When, in mid-2006, a Wall Street Journal editorial suggested that The New York Times’s disclosures about warrant-free National Security Agency surveillance might be treasonous, it cited the constitutional authority Alexander M. Bickel. That was something of a zinger, for Bickel was the Times’s chief counsel in the Pentagon Papers affair. He famously defended that disclosure (of secret—and pessimistic—analyses of the Vietnam War), but later held that government nonetheless has rights to secrecy which news media must respect: “Not everything is fit to print.” The Journal implied that Bickel would have judged the Times’s coverage of the NSA altogether unfit.

The treason charge gets aired whenever government believes secrecy is needed to secure national interests from disaster: national security, a public good, conflicting with the good of democratic discussion. That tension is assumed in every democracy and particularly in America, where tradition has favored disclosure.

The history, however, includes many instances of news media serving official secrecy by intention, corruption, or neglect, in America and elsewhere. Definitions of national interest vary, to be sure; still, suppression is more readily shown to end in catastrophe than in advantage. Secrecy: The American Experience was the last work of Senator Daniel Patrick Moynihan. Reviewing the Cold War, he wondered if self-inflicted wounds—enabled by secrecy—perhaps damaged the West more than clandestine Soviet malice ever did.
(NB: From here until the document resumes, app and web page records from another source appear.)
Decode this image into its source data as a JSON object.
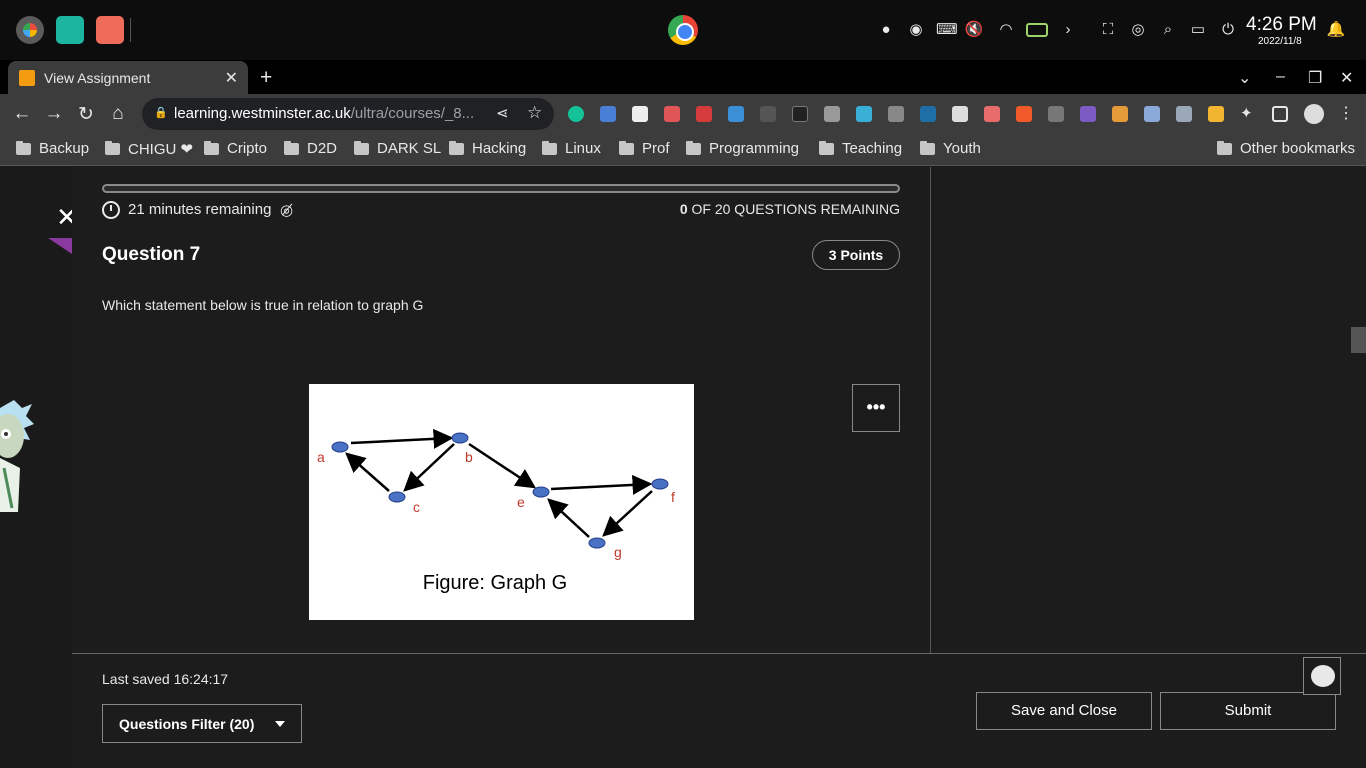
{
  "os": {
    "clock": "4:26 PM",
    "date": "2022/11/8"
  },
  "browser": {
    "tab_title": "View Assignment",
    "url_host": "learning.westminster.ac.uk",
    "url_path": "/ultra/courses/_8...",
    "bookmarks": [
      "Backup",
      "CHIGU ❤",
      "Cripto",
      "D2D",
      "DARK SL",
      "Hacking",
      "Linux",
      "Prof",
      "Programming",
      "Teaching",
      "Youth"
    ],
    "other_bookmarks": "Other bookmarks"
  },
  "assignment": {
    "timer": "21 minutes remaining",
    "remaining_count": "0",
    "remaining_label": "OF 20 QUESTIONS REMAINING",
    "question_title": "Question 7",
    "points": "3 Points",
    "question_text": "Which statement below is true in relation to graph G",
    "more_label": "•••"
  },
  "figure": {
    "caption": "Figure: Graph G",
    "nodes": [
      "a",
      "b",
      "c",
      "e",
      "f",
      "g"
    ]
  },
  "footer": {
    "last_saved": "Last saved 16:24:17",
    "filter_label": "Questions Filter (20)",
    "save_close": "Save and Close",
    "submit": "Submit"
  },
  "colors": {
    "node_fill": "#4a72c4",
    "node_label": "#c0392b",
    "accent_flag": "#8a3a9e"
  }
}
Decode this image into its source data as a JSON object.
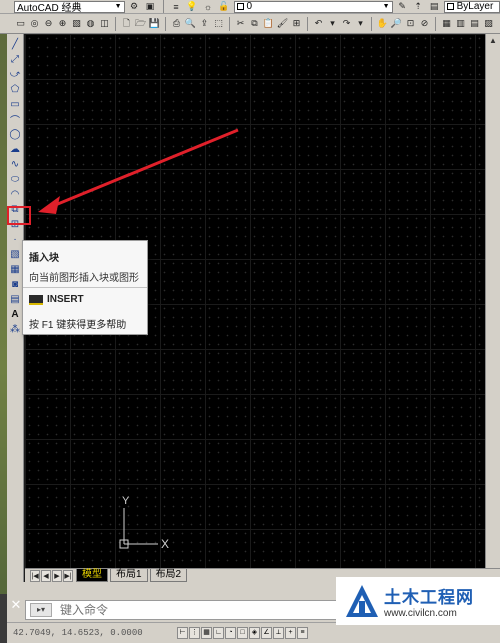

A strange case in point—an interaction between journalism, secrecy, and national interest—is fifty years old this winter, a case that allows us a historical test. Indeed, anyone testing Bickel’s proposition should start with the Suez War of 1956 and its coverage in The Times of London—an event with parallels in both the war on terror and the 1930s appeasement drama that precipitated World War II, which President Bush and Prime Minister Blair so often urge us to study.

A condensed history: in 1956, The Times was independent and profitable. That October, it acquired comprehensive knowledge of the British government’s plans for going to war with Egypt over the Suez Canal. Those plans were secret and, as we shall see, totally fraudulent. But the editor, Sir William Haley, and his foreign editor, Iverach McDonald, published nothing, because Prime Minister Anthony Eden insisted that Britain’s survival depended on victory. And success, as usual in frauds, was dependent altogether on secrecy.

Secrecy was kept. Ignominious defeat ensued. And Britain survived.

In many histories, the Suez crisis opens with Egyptian nationalization of the canal on July 26, 1956. But as with the recent invasion of Iraq, an agenda pre-existed. Some months earlier Eden had convinced himself that Gamel Abdel Nasser, the Egyptian president, was organizing a titanic conspiracy to deliver the Middle East to communism. British diplomats (later proven correct) thought this delusional, but Guy Mollet’s French Socialists sympathized with Eden. Nasser was behind all their Arab troubles, and felling him in Cairo would, they reasoned, paralyze rebellion in distant Algeria. It was theorizing worthy of neocons storming Baghdad to create a Palestinian democracy amenable to Israeli peace terms.

Though the nationalization did indeed dismay Eden, he saw in it a bonanza—a chance to destroy Nasser. Mendacious camouflage was generated—the notion was put forth that Britain desired only international guarantees for canal traffic, while at the same time the cabinet resolved in secret on regime change. Alarmingly (to Eden), Egypt showed a readiness to negotiate access and compensate Suez shareholders at market prices. Eden concealed or ignored both legal advice that Nasser’s actions were legitimate and estimates that establishing a new Cairo regime would demand military resources of unwelcome size.

Eden thought Nasser was just as lethal as Hitler, but discovered to his dismay that Washington disagreed. Consequently, Eden ended up concealing from Britain’s chief ally, the U.S. and its president, Dwight Eisenhower, his commitment to a Middle Eastern war. This meant, of course, deceiving the public and any inquisitive news media. Most inquisitive was The Guardian, aware that the U.S. State Department distrusted Eden’s intentions. But diligent investigation produced nothing printable.

And then the whole bizarre story was handed on a platter to Iverach McDonald of The Times. Understanding this requires some knowledge of what happened to that newspaper and its staff during the 1938 appeasement, which was perhaps the worst professional disgrace imposed on journalists writing in English. There are comparisons that the Bush/Blair lecture about appeasement doesn’t draw.

Bruce Page is the author and co-author of several books, including The Murdoch Archiplelago, published by Simon & Schuster in Great Britain in 2003. He has worked for several newspapers, including the pre-Murdoch Sunday Times of London, where he led the paper’s investigative teams. He was editor of the magazine New Statesman between 1978 and 1982.